Monday, February 25, 2019                                                  Carolyn Bonifas Kelly 703.801.9212 (cell)
Report available at:
tripnet.org                                              TRIP office 202.466.6706

ANNISTON-OXFORD-GADSDEN AREA DRIVERS LOSE $1,300 PER YEAR ON ROADS THAT ARE ROUGH, CONGESTED & LACK SOME SAFETY FEATURES - $5.3 BILLION STATEWIDE. LACK OF FUNDING WILL LEAD TO FURTHER ROAD AND BRIDGE DETERIORATION, INCREASED CONGESTION & HIGHER COSTS TO MOTORISTS
Eds.: The statewide report includes regional pavement conditions, bridge conditions, congestion levels, highway safety data, and cost breakdowns for the state’s largest urban areas. TRIP has also prepared customized regional reports for the  Anniston-Oxford-Gadsden, Birmingham, Florence, Huntsville-Decatur, Mobile,  Montgomery and Tuscaloosa urban areas.   Info-graphics for each area and statewide can be downloaded here.

Anniston, Alabama– Roads and bridges that are deteriorated, congested or lack some desirable safety features cost the average Anniston-Oxford-Gadsden area driver $1,301 per year – a total of $5.3 billion statewide - due to higher vehicle operating costs, traffic crashes and congestion-related delays. Adequate investment in transportation improvements at the local, state and federal levels is needed to relieve traffic congestion, improve road, bridge and transit conditions, boost safety, and support long-term economic growth in Alabama, according to a new report released today by TRIP, a Washington, DC based national nonprofit transportation research organization.

The TRIP report, “Anniston-Oxford-Gadsden Transportation by the Numbers: Meeting the Region’s Need for Safe, Smooth and Efficient Mobility” finds that in the Anniston-Oxford-Gadsden area, approximately one third of major locally and state-maintained roads are in poor or mediocre condition and eight percent of locally and state-maintained bridges (20 feet or longer) are structurally deficient. The report also finds that the Anniston-Oxford-Gadsden area’s major urban roads are becoming increasingly congested, causing significant delays and choking commuting and commerce. In addition to the statewide report, TRIP has also prepared regional reports for the Anniston-Oxford-Gadsden, Birmingham, Florence, Decatur-Huntsville, Mobile, Montgomery and Tuscaloosa urban areas.

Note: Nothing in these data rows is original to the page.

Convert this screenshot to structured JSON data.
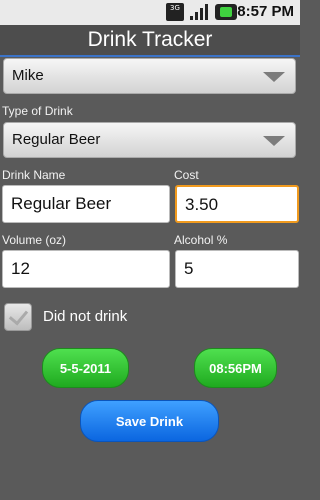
{
  "status": {
    "network_badge": "3G",
    "time": "8:57 PM",
    "icons": [
      "network-3g-icon",
      "signal-icon",
      "battery-icon"
    ]
  },
  "app": {
    "title": "Drink Tracker"
  },
  "person_select": {
    "value": "Mike"
  },
  "drink_type": {
    "label": "Type of Drink",
    "value": "Regular Beer"
  },
  "drink_name": {
    "label": "Drink Name",
    "value": "Regular Beer"
  },
  "cost": {
    "label": "Cost",
    "value": "3.50"
  },
  "volume": {
    "label": "Volume (oz)",
    "value": "12"
  },
  "alcohol": {
    "label": "Alcohol %",
    "value": "5"
  },
  "did_not_drink": {
    "label": "Did not drink",
    "checked": true
  },
  "buttons": {
    "date": "5-5-2011",
    "time": "08:56PM",
    "save": "Save Drink"
  },
  "colors": {
    "accent_line": "#3b73c8",
    "focus_border": "#f09a1e",
    "green_button": "#2fc42f",
    "blue_button": "#0b75f0"
  }
}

Driving on deficient Anniston-Oxford-Gadsden area roads costs the average driver $1,301 annually in extra vehicle operating costs (VOC) as a result of driving on roads in need of repair, lost time and fuel due to congestion-related delays, and the costs of traffic crashes in which roadway features likely were a contributing factor.

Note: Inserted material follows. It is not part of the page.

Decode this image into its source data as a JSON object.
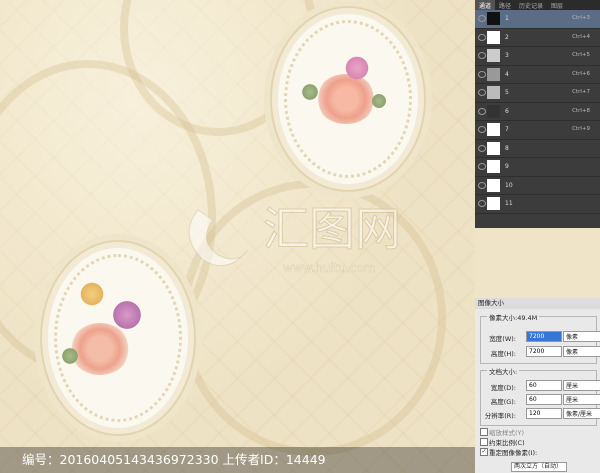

The TRIP report finds that 20 percent of major locally and state-maintained roads in the Anniston-Oxford-Gadsden area are in poor condition and another 13 percent are rated in mediocre condition, costing the average motorist an additional $488 each year in extra vehicle operating costs. These costs include accelerated vehicle depreciation, additional repair costs, and increased fuel consumption and tire wear. Driving on rough roads costs the state’s drivers a total of $2 billion each year.

Traffic congestion in the Anniston-Oxford-Gadsden area is worsening, causing 13 annual hours of delay for the average motorist and costing the average driver $328 each year in lost time and wasted fuel. Alabama drivers lose a total of $1.5 billion annually in the form of lost time and wasted fuel due to congestion.

"Alabama's road and bridge system is crucial to the operating effectiveness of the trucking industry, which faces 1.2 billion hours of delays each year due to congested roadways in our state,” said Greg Brown of B.R. Williams Trucking. "We want to ensure we are investing enough in our transportation system in order to provide efficient and safe roads for our drivers and the Alabama citizens to utilize daily."

In the Anniston-Oxford-Gadsden area, eight percent (50 of 605) bridges are rated structurally deficient, with significant deterioration to the bridge deck, supports or other major components. This includes all bridges that are 20 feet or more in length. Nearly half – 49 percent – of Alabama’s bridges are at least 50 years old.

“Investing in Alabama’s transportation system and addressing these challenges by improving the condition of the state’s roads and bridges will be a critical step in boosting our local and state economy and making Alabama an attractive place to live and work,” said Phil Webb, Calhoun County Area Chamber and Business Center board member.

On average, 44 people were killed in traffic crashes in the Anniston-Oxford-Gadsden area each year from 2015 to 2017. The financial impact of traffic crashes costs each Anniston-Oxford-Gadsden area driver an average of $485 annually – a total of $1.8 billion statewide. Alabama’s overall traffic fatality rate of 1.34 fatalities per 100 million vehicle miles of travel is higher than the national average of 1.16. The fatality rate on Alabama’s non-interstate rural roads is more than two and a half times higher than on all other roads in the state (2.38 fatalities per 100 million vehicle miles of travel vs. 0.87).

The buying power of the state’s 18 cents-per-gallon fuel tax, last raised in 1992, has been more than cut in half by inflation and increased fuel economy. The vast majority of Alabama’s current transportation budget is devoted to preserving the existing system, leaving only $150 million available annually for new projects.

The efficiency and condition of Alabama’s transportation system, particularly its highways, is critical to the health of the state’s economy. Annually, $432 billion in goods are shipped to and from sites in Alabama, mostly by trucks, relying heavily on the state’s network of roads and bridges. Increasingly, companies are looking at the quality of a region’s transportation system when deciding where to re-locate or expand. Regions with congested or poorly maintained roads may see businesses relocate to areas with a smoother, more efficient and more modern transportation system. More than 940,000 full-time jobs in Alabama in key industries like tourism, retail sales, agriculture and manufacturing are dependent on the state’s transportation network.

“Driving on deficient roads comes with a $1,301 yearly price tag for Anniston-Oxford-Gadsden motorists - $5.3 billion statewide,” said Will Wilkins, TRIP’s executive director. “Adequate funding for the state’s transportation system would allow for smoother roads, more efficient mobility, enhanced safety, and economic growth opportunities while saving Alabama’s drivers time and money.”